── EXERCISE MATERIALS ──

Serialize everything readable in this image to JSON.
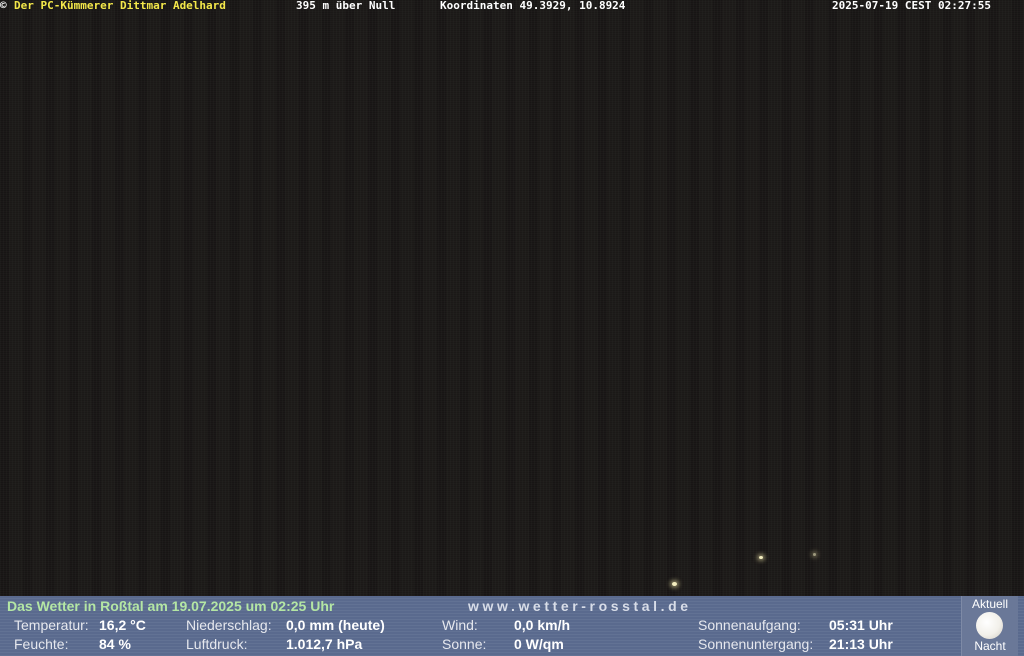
{
  "overlay": {
    "copyright_symbol": "©",
    "owner": "Der PC-Kümmerer Dittmar Adelhard",
    "altitude": "395 m über Null",
    "coordinates": "Koordinaten 49.3929, 10.8924",
    "timestamp": "2025-07-19 CEST 02:27:55"
  },
  "weather": {
    "title": "Das Wetter in Roßtal am 19.07.2025 um 02:25 Uhr",
    "website": "www.wetter-rosstal.de",
    "temperature": {
      "label": "Temperatur:",
      "value": "16,2 °C"
    },
    "humidity": {
      "label": "Feuchte:",
      "value": "84 %"
    },
    "precipitation": {
      "label": "Niederschlag:",
      "value": "0,0 mm (heute)"
    },
    "pressure": {
      "label": "Luftdruck:",
      "value": "1.012,7 hPa"
    },
    "wind": {
      "label": "Wind:",
      "value": "0,0 km/h"
    },
    "sun": {
      "label": "Sonne:",
      "value": "0 W/qm"
    },
    "sunrise": {
      "label": "Sonnenaufgang:",
      "value": "05:31 Uhr"
    },
    "sunset": {
      "label": "Sonnenuntergang:",
      "value": "21:13 Uhr"
    },
    "status": {
      "top": "Aktuell",
      "bottom": "Nacht",
      "icon": "full-moon-icon"
    }
  },
  "colors": {
    "owner_text": "#f4e84a",
    "title_text": "#b4e6a4",
    "panel_background": "#5a6a8e"
  }
}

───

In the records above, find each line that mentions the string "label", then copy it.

RESPONSE TO THIS EXERCISE:
      "label": "Temperatur:",
      "label": "Feuchte:",
      "label": "Niederschlag:",
      "label": "Luftdruck:",
      "label": "Wind:",
      "label": "Sonne:",
      "label": "Sonnenaufgang:",
      "label": "Sonnenuntergang:",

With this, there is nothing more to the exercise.